(Beginning of Entries shown)

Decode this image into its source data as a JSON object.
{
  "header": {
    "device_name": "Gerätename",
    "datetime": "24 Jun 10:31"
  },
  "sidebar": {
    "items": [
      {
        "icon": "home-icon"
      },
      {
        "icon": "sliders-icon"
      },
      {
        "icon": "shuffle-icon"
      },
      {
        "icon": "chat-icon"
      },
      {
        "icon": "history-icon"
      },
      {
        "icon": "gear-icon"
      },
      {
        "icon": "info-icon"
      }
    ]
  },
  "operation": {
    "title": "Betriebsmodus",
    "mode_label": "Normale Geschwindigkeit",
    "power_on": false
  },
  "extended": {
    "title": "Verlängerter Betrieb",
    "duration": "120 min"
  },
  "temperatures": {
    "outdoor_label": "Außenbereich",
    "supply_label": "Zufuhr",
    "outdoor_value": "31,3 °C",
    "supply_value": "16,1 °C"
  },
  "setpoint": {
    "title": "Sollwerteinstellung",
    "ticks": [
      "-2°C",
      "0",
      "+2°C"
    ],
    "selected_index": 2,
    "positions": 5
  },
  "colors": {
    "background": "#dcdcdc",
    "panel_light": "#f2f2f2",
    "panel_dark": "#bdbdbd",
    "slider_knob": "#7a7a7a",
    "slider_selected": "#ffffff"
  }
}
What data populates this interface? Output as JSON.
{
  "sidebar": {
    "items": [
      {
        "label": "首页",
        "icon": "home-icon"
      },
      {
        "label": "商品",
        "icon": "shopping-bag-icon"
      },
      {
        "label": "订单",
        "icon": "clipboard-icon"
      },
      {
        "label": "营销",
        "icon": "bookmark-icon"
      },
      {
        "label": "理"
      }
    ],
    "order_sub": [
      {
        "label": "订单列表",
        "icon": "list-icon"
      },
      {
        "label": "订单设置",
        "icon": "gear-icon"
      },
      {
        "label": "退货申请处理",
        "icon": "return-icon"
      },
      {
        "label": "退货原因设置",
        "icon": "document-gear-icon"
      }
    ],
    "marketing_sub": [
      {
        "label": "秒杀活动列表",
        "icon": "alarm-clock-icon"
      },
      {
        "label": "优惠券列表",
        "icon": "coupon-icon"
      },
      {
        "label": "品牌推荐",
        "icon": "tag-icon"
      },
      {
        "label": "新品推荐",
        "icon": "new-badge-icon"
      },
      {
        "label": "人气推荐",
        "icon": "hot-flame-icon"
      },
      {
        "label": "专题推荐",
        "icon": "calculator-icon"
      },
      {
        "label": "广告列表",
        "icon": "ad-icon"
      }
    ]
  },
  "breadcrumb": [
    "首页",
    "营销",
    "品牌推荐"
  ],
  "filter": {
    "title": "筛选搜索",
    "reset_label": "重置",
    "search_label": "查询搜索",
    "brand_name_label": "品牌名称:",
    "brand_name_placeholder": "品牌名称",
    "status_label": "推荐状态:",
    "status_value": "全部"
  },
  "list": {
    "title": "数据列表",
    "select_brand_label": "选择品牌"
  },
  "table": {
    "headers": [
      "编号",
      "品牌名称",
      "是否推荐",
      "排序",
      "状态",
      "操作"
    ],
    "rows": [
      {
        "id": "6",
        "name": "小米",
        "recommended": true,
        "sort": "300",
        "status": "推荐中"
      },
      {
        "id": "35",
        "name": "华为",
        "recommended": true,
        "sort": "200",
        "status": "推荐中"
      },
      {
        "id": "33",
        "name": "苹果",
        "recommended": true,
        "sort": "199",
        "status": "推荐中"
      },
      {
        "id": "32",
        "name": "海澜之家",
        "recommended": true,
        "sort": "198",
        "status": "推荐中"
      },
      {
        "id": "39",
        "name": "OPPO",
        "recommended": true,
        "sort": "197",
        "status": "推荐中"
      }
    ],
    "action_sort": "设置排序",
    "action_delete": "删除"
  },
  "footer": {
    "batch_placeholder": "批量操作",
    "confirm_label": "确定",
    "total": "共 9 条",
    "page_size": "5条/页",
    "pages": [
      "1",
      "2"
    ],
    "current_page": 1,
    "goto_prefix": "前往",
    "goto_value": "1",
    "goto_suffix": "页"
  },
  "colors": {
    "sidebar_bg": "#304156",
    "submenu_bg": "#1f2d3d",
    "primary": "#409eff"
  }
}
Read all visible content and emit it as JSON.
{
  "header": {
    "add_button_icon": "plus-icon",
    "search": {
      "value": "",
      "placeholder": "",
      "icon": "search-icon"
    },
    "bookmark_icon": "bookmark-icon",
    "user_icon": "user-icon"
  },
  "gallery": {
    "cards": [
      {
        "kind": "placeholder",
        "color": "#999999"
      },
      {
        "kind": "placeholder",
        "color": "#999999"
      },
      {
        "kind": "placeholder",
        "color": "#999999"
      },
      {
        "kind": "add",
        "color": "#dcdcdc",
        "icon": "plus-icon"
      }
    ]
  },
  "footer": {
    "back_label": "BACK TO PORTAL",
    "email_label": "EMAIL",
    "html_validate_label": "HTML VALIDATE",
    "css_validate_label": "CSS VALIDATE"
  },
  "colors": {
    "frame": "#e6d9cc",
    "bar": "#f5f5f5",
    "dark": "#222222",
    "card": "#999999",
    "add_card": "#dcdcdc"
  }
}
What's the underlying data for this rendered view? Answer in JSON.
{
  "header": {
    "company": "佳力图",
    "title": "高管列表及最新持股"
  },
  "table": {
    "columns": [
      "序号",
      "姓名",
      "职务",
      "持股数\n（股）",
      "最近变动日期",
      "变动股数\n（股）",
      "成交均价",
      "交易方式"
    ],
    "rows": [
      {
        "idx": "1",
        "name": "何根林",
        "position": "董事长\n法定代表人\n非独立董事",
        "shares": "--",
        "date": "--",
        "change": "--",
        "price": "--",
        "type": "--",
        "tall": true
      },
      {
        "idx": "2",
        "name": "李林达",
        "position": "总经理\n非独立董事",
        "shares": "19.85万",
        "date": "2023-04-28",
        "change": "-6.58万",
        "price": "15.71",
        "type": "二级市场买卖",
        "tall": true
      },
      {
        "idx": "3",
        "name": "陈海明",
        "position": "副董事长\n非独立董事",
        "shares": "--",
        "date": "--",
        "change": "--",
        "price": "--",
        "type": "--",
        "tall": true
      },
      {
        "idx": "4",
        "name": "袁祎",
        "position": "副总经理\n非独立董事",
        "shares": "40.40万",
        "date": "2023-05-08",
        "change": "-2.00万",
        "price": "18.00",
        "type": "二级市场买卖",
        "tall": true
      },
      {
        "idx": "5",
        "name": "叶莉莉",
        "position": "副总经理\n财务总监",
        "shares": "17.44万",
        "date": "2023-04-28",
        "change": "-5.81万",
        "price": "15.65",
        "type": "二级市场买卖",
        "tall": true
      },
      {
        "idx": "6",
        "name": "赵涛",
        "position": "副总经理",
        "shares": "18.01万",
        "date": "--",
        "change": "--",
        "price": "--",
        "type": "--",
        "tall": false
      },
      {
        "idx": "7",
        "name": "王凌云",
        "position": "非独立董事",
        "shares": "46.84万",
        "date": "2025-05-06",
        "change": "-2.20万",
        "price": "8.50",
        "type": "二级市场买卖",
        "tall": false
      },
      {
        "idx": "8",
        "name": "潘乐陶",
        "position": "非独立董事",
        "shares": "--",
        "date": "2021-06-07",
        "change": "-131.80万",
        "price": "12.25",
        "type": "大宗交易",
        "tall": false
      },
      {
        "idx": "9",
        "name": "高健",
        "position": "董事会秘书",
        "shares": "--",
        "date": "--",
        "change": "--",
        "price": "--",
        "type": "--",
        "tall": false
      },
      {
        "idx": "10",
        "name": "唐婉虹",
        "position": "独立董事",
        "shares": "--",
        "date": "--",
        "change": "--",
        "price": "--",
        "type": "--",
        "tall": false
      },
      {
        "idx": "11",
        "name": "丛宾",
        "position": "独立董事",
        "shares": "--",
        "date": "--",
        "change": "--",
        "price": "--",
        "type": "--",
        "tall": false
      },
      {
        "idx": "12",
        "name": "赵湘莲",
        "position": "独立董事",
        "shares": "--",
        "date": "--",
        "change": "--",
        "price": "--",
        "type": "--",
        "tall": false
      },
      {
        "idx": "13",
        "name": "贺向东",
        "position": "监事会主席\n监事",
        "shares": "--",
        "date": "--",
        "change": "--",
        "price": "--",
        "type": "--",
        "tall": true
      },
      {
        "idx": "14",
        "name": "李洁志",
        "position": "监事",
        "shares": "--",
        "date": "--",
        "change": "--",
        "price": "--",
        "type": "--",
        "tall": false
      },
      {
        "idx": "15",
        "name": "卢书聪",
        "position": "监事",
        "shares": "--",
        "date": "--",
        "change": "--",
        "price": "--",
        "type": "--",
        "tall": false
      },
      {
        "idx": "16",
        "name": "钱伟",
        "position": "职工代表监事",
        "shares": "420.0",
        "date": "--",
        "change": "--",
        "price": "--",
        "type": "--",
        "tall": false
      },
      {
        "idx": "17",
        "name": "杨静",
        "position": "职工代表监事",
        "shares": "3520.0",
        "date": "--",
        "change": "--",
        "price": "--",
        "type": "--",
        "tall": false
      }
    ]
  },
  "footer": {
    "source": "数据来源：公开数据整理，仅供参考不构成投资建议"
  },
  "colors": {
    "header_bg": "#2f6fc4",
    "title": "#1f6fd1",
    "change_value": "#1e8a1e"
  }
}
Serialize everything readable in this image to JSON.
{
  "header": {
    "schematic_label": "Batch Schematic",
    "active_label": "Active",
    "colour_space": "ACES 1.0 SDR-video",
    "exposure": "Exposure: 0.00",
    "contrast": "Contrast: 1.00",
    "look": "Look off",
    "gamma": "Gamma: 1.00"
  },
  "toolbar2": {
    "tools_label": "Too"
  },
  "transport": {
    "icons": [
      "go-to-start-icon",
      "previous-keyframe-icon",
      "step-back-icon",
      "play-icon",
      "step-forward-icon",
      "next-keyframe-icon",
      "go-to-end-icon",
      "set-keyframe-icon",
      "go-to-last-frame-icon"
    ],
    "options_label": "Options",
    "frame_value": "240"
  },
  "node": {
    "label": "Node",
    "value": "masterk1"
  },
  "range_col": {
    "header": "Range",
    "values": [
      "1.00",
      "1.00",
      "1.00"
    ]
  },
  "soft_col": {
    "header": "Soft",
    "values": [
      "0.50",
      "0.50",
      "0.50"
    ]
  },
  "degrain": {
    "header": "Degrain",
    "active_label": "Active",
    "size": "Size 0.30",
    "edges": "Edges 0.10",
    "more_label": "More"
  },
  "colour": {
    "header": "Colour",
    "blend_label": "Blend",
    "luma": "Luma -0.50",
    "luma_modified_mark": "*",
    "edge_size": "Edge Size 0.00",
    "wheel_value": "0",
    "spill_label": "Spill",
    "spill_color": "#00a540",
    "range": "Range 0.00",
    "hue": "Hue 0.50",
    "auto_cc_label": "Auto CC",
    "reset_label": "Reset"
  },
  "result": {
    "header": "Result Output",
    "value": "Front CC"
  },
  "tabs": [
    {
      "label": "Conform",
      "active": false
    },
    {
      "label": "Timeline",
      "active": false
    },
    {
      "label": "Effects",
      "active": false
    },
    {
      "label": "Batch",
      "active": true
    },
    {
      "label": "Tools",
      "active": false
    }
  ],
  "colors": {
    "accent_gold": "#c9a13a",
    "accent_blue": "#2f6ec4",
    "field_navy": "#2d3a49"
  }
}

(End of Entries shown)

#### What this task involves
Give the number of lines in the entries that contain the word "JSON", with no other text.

#### Task solution
5